Jack Simcock was born on 6th June 1929 to a mining family in Biddulph, Saffordshire and studied at Burslem School of Art. He is best known for "a long series of bleak, sombre oils on board" of the Mow Cop area in which he lived for much of his life.
Reginald Haggar, also an artist and old friend, highlighted the "richness of colour that underlies the seemingly black and white effects, glints of terracotta and old gold through steely grey" in an article in the Staffordshire Sentinel in 1963.
Simcock started exhibiting at London's Piccadilly Gallery from 1957 after encouragement from Arthur Berry and he went on to have more than fifty solo shows worldwide.
Simcock's autobiography, Simcock, Mow Cop (1975) discusses his life, his beliefs and his artistic preferences.

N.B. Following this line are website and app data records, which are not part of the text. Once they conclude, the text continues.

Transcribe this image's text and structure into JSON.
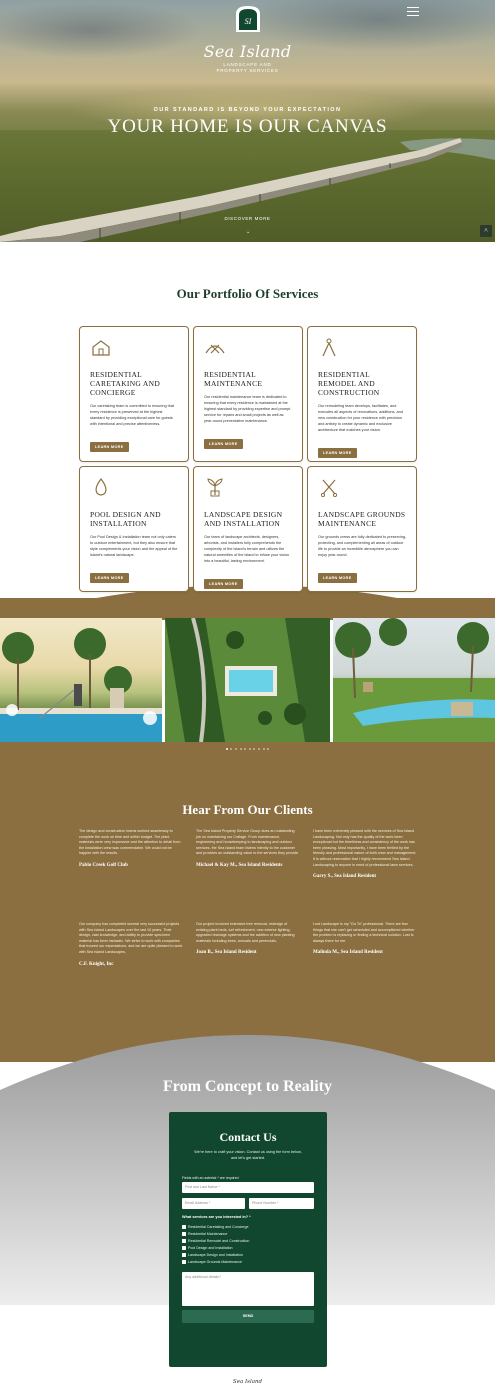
{
  "hero": {
    "brand": "Sea Island",
    "brand_sub_line1": "LANDSCAPE AND",
    "brand_sub_line2": "PROPERTY SERVICES",
    "kicker": "OUR STANDARD IS BEYOND YOUR EXPECTATION",
    "title": "YOUR HOME IS OUR CANVAS",
    "discover": "DISCOVER MORE",
    "down_arrow": "⌄",
    "scroll_top": "^"
  },
  "services": {
    "title": "Our Portfolio Of Services",
    "button_label": "LEARN MORE",
    "cards": [
      {
        "title": "RESIDENTIAL CARETAKING AND CONCIERGE",
        "icon": "house-icon",
        "text": "Our caretaking team is committed to ensuring that every residence is preserved at the highest standard by providing exceptional care for guests with intentional and precise attentiveness."
      },
      {
        "title": "RESIDENTIAL MAINTENANCE",
        "icon": "tools-icon",
        "text": "Our residential maintenance team is dedicated to ensuring that every residence is maintained at the highest standard by providing expertise and prompt service for repairs and small projects as well as year-round preventative maintenance."
      },
      {
        "title": "RESIDENTIAL REMODEL AND CONSTRUCTION",
        "icon": "compass-icon",
        "text": "Our remodeling team develops, facilitates, and executes all aspects of renovations, additions, and new construction for your residence with precision and artistry to create dynamic and exclusive architecture that matches your vision."
      },
      {
        "title": "POOL DESIGN AND INSTALLATION",
        "icon": "water-drop-icon",
        "text": "Our Pool Design & Installation team not only caters to outdoor entertainment, but they also ensure that style complements your vision and the appeal of the island's natural landscape."
      },
      {
        "title": "LANDSCAPE DESIGN AND INSTALLATION",
        "icon": "plant-icon",
        "text": "Our team of landscape architects, designers, arborists, and installers fully comprehends the complexity of the island's terrain and utilizes the natural amenities of the island to infuse your vision into a beautiful, lasting environment."
      },
      {
        "title": "LANDSCAPE GROUNDS MAINTENANCE",
        "icon": "shears-icon",
        "text": "Our grounds crews are fully dedicated to preserving, protecting, and complementing all areas of outdoor life to provide an incredible atmosphere you can enjoy year-round."
      }
    ]
  },
  "gallery": {
    "images": [
      "pool-cleaning-photo",
      "aerial-pool-photo",
      "poolside-lawn-photo"
    ],
    "dot_count": 10,
    "active_dot": 0
  },
  "testimonials": {
    "title": "Hear From Our Clients",
    "items": [
      {
        "text": "The design and construction teams worked seamlessly to complete the work on time and within budget. The plant materials were very impressive and the attention to detail from the installation crew was commendable. We could not be happier with the results.",
        "author": "Pablo Creek Golf Club"
      },
      {
        "text": "The Sea Island Property Service Group does an outstanding job on maintaining our Cottage. From maintenance, engineering and housekeeping to landscaping and outdoor services, the Sea Island team listens intently to the customer and provides an outstanding value to the services they provide.",
        "author": "Michael & Kay M., Sea Island Residents"
      },
      {
        "text": "I have been extremely pleased with the services of Sea Island Landscaping. Not only has the quality of the work been exceptional but the timeliness and consistency of the work has been pleasing. Most importantly, I have been thrilled by the friendly and professional nature of both crew and management. It is without reservation that I highly recommend Sea Island Landscaping to anyone in need of professional lawn services.",
        "author": "Garry S., Sea Island Resident"
      },
      {
        "text": "Our company has completed several very successful projects with Sea Island Landscapes over the last 10 years. Their design, vast knowledge, and ability to provide specimen material has been fantastic. We strive to work with companies that exceed our expectations, and we are quite pleased to work with Sea Island Landscapes.",
        "author": "C.F. Knight, Inc"
      },
      {
        "text": "Our project involved extensive tree removal, redesign of existing plant beds, turf refreshment, new exterior lighting, upgraded drainage systems and the addition of new planting materials including trees, annuals and perennials.",
        "author": "Joan B., Sea Island Resident"
      },
      {
        "text": "Lost Landscape is my \"Go To\" professional. There are few things that she can't get scheduled and accomplished whether the problem is replacing or finding a technical solution. Lost is always there for me.",
        "author": "Malinda M., Sea Island Resident"
      }
    ]
  },
  "contact": {
    "section_title": "From Concept to Reality",
    "title": "Contact Us",
    "intro": "We're here to craft your vision. Contact us using the form below, and let's get started.",
    "required_note": "Fields with an asterisk * are required",
    "name_placeholder": "First and Last Name *",
    "email_placeholder": "Email Address *",
    "phone_placeholder": "Phone Number *",
    "services_question": "What services are you interested in? *",
    "options": [
      "Residential Caretaking and Concierge",
      "Residential Maintenance",
      "Residential Remodel and Construction",
      "Pool Design and Installation",
      "Landscape Design and Installation",
      "Landscape Grounds Maintenance"
    ],
    "details_placeholder": "Any additional details?",
    "send_label": "SEND"
  },
  "footer": {
    "brand": "Sea Island"
  },
  "colors": {
    "brown": "#8b6f40",
    "green": "#12472f",
    "title_green": "#1f3f2c"
  }
}
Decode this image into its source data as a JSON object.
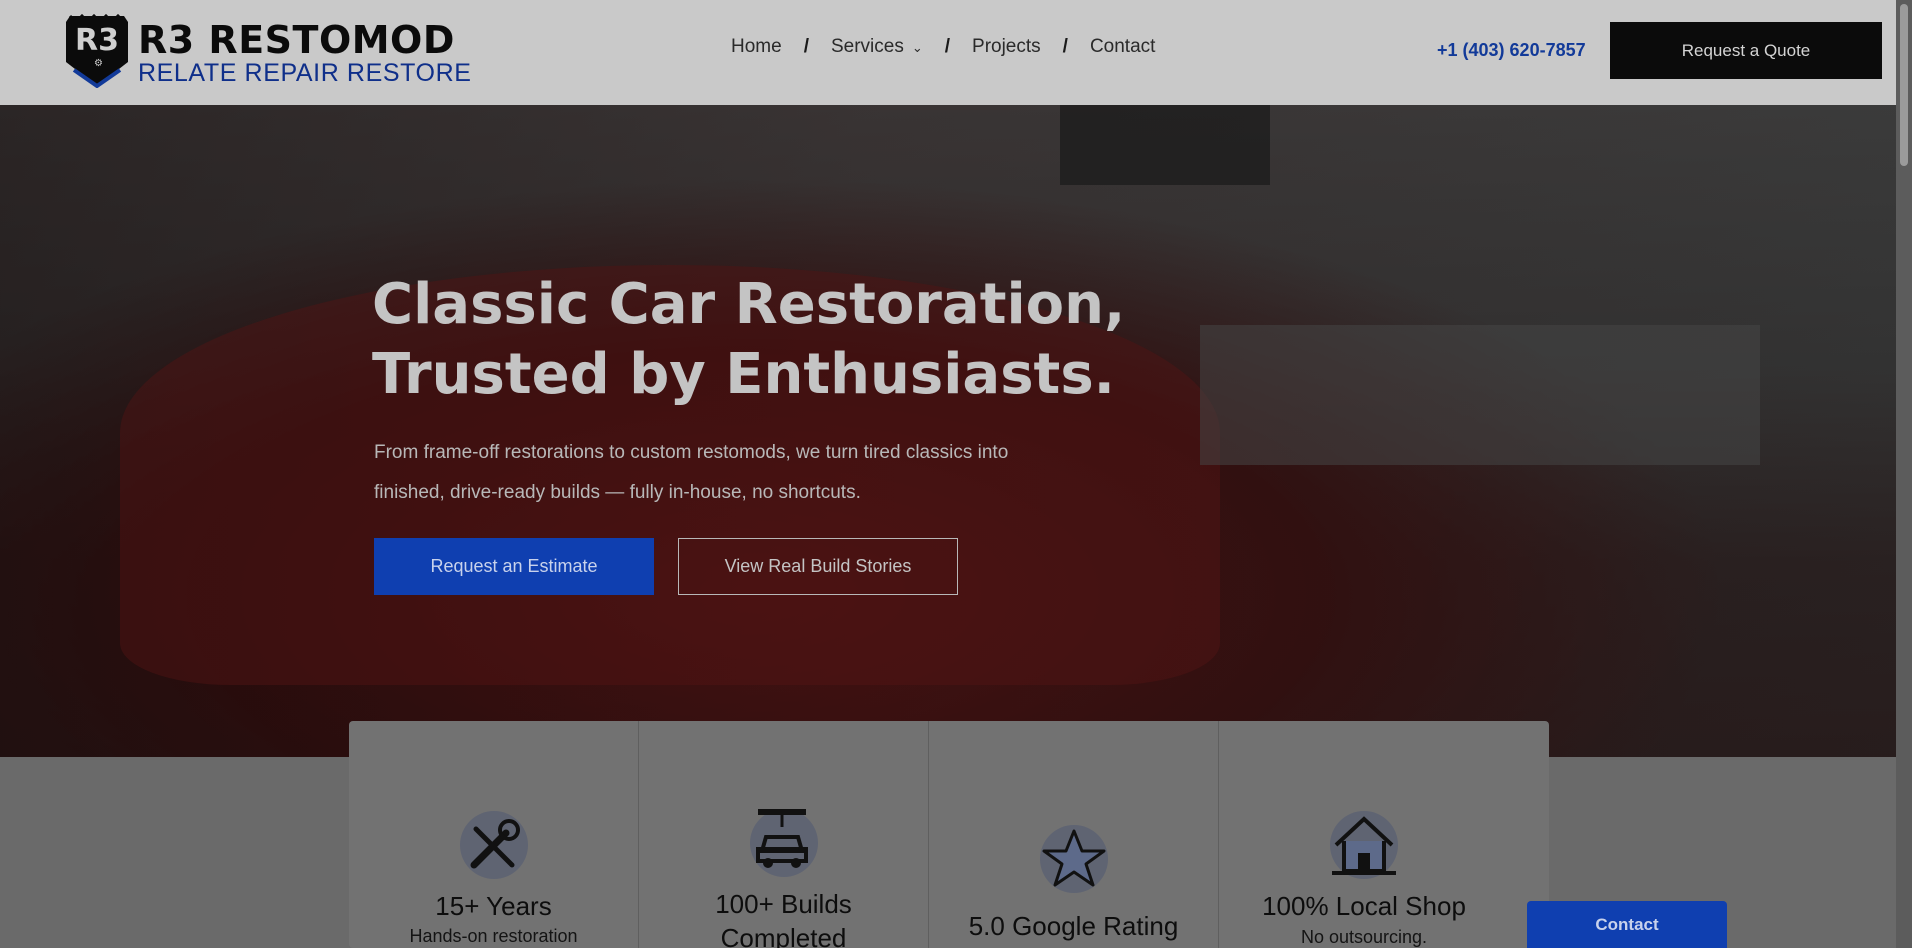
{
  "brand": {
    "title": "R3 RESTOMOD",
    "subtitle": "RELATE REPAIR RESTORE",
    "badge_text": "R3"
  },
  "nav": {
    "items": [
      {
        "label": "Home"
      },
      {
        "label": "Services"
      },
      {
        "label": "Projects"
      },
      {
        "label": "Contact"
      }
    ],
    "separator": "/"
  },
  "header": {
    "phone": "+1 (403) 620-7857",
    "quote_button": "Request a Quote"
  },
  "hero": {
    "title_line1": "Classic Car Restoration,",
    "title_line2": "Trusted by Enthusiasts.",
    "subtitle": "From frame-off restorations to custom restomods, we turn tired classics into finished, drive-ready builds — fully in-house, no shortcuts.",
    "primary_button": "Request an Estimate",
    "secondary_button": "View Real Build Stories"
  },
  "stats": [
    {
      "icon": "tools-icon",
      "title": "15+ Years",
      "subtitle": "Hands-on restoration"
    },
    {
      "icon": "car-lift-icon",
      "title": "100+ Builds Completed",
      "subtitle": ""
    },
    {
      "icon": "star-icon",
      "title": "5.0 Google Rating",
      "subtitle": ""
    },
    {
      "icon": "house-icon",
      "title": "100% Local Shop",
      "subtitle": "No outsourcing."
    }
  ],
  "floating": {
    "contact_button": "Contact"
  },
  "colors": {
    "accent": "#0f3fb0",
    "brand_blue": "#123a99",
    "header_bg": "#c9c9c9",
    "dark_button": "#0b0b0b"
  }
}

Simcock died in May 2012 the evening before he was about to show in an exhibition titled "The Boys" at The Chancellors Gallery at Keele University, of his paintings which he had selected alongside Arthur Berry and Enos Lovatt.